Data records for software interfaces
■ ■ ■ ■

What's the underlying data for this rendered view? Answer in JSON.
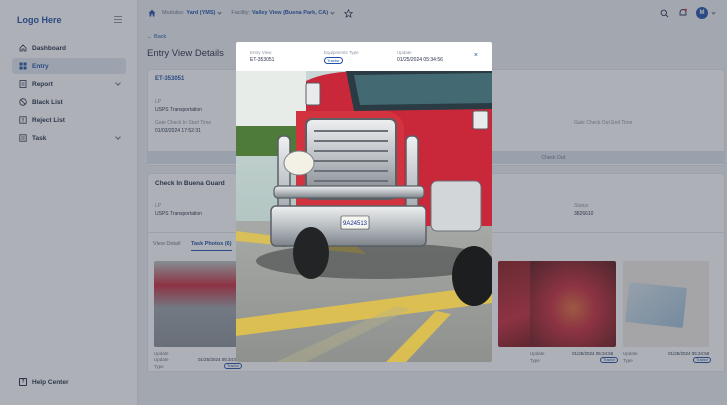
{
  "sidebar": {
    "logo": "Logo Here",
    "items": [
      {
        "label": "Dashboard",
        "icon": "home-icon",
        "active": false,
        "expandable": false
      },
      {
        "label": "Entry",
        "icon": "grid-icon",
        "active": true,
        "expandable": false
      },
      {
        "label": "Report",
        "icon": "report-icon",
        "active": false,
        "expandable": true
      },
      {
        "label": "Black List",
        "icon": "block-icon",
        "active": false,
        "expandable": false
      },
      {
        "label": "Reject List",
        "icon": "alert-icon",
        "active": false,
        "expandable": false
      },
      {
        "label": "Task",
        "icon": "task-icon",
        "active": false,
        "expandable": true
      }
    ],
    "help": "Help Center"
  },
  "topbar": {
    "module_label": "Modules:",
    "module_value": "Yard (YMS)",
    "facility_label": "Facility:",
    "facility_value": "Valley View (Buena Park, CA)",
    "avatar": "M"
  },
  "page": {
    "back": "← Back",
    "title": "Entry View Details",
    "entry_id": "ET-353051",
    "lp_label": "LP",
    "lp_value": "USPS Transportation",
    "gate_start_label": "Gate Check In Start Time",
    "gate_start_value": "01/03/2024 17:52:31",
    "gate_end_label": "Gate Check Out End Time",
    "bar_text": "Check Out",
    "checkin_title": "Check In  Buena Guard",
    "lp2_label": "LP",
    "lp2_value": "USPS Transportation",
    "status_label": "Status",
    "status_value": "3826610",
    "tabs": [
      "View Detail",
      "Task Photos (6)"
    ],
    "thumbs": [
      {
        "update_label": "Update",
        "update_value": "01/25/2024 05:34:56",
        "type_label": "Type",
        "type_value": "Tractor"
      },
      {
        "update_label": "Update",
        "update_value": "01/25/2024 05:34:56",
        "type_label": "Type",
        "type_value": "Tractor"
      },
      {
        "update_label": "Update",
        "update_value": "01/25/2024 05:34:56",
        "type_label": "Type",
        "type_value": "Tractor"
      }
    ]
  },
  "modal": {
    "entry_view_label": "Entry View",
    "entry_view_value": "ET-353051",
    "equipments_label": "Equipments Type",
    "equipments_value": "Tractor",
    "update_label": "Update",
    "update_value": "01/25/2024 05:34:56",
    "close": "×"
  },
  "colors": {
    "accent": "#1f4fa8",
    "truck_red": "#c8283a",
    "parking_yellow": "#e2c34a"
  }
}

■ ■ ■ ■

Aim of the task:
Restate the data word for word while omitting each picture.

Answer to the problem:
What's the underlying data for this rendered view? Answer in JSON.
{
  "sidebar": {
    "logo": "Logo Here",
    "items": [
      {
        "label": "Dashboard",
        "icon": "home-icon",
        "active": false,
        "expandable": false
      },
      {
        "label": "Entry",
        "icon": "grid-icon",
        "active": true,
        "expandable": false
      },
      {
        "label": "Report",
        "icon": "report-icon",
        "active": false,
        "expandable": true
      },
      {
        "label": "Black List",
        "icon": "block-icon",
        "active": false,
        "expandable": false
      },
      {
        "label": "Reject List",
        "icon": "alert-icon",
        "active": false,
        "expandable": false
      },
      {
        "label": "Task",
        "icon": "task-icon",
        "active": false,
        "expandable": true
      }
    ],
    "help": "Help Center"
  },
  "topbar": {
    "module_label": "Modules:",
    "module_value": "Yard (YMS)",
    "facility_label": "Facility:",
    "facility_value": "Valley View (Buena Park, CA)",
    "avatar": "M"
  },
  "page": {
    "back": "← Back",
    "title": "Entry View Details",
    "entry_id": "ET-353051",
    "lp_label": "LP",
    "lp_value": "USPS Transportation",
    "gate_start_label": "Gate Check In Start Time",
    "gate_start_value": "01/03/2024 17:52:31",
    "gate_end_label": "Gate Check Out End Time",
    "bar_text": "Check Out",
    "checkin_title": "Check In  Buena Guard",
    "lp2_label": "LP",
    "lp2_value": "USPS Transportation",
    "status_label": "Status",
    "status_value": "3826610",
    "tabs": [
      "View Detail",
      "Task Photos (6)"
    ],
    "thumbs": [
      {
        "update_label": "Update",
        "update_value": "01/25/2024 05:34:56",
        "type_label": "Type",
        "type_value": "Tractor"
      },
      {
        "update_label": "Update",
        "update_value": "01/25/2024 05:34:56",
        "type_label": "Type",
        "type_value": "Tractor"
      },
      {
        "update_label": "Update",
        "update_value": "01/25/2024 05:34:56",
        "type_label": "Type",
        "type_value": "Tractor"
      }
    ]
  },
  "modal": {
    "entry_view_label": "Entry View",
    "entry_view_value": "ET-353051",
    "equipments_label": "Equipments Type",
    "equipments_value": "Tractor",
    "update_label": "Update",
    "update_value": "01/25/2024 05:34:56",
    "close": "×"
  },
  "colors": {
    "accent": "#1f4fa8",
    "truck_red": "#c8283a",
    "parking_yellow": "#e2c34a"
  }
}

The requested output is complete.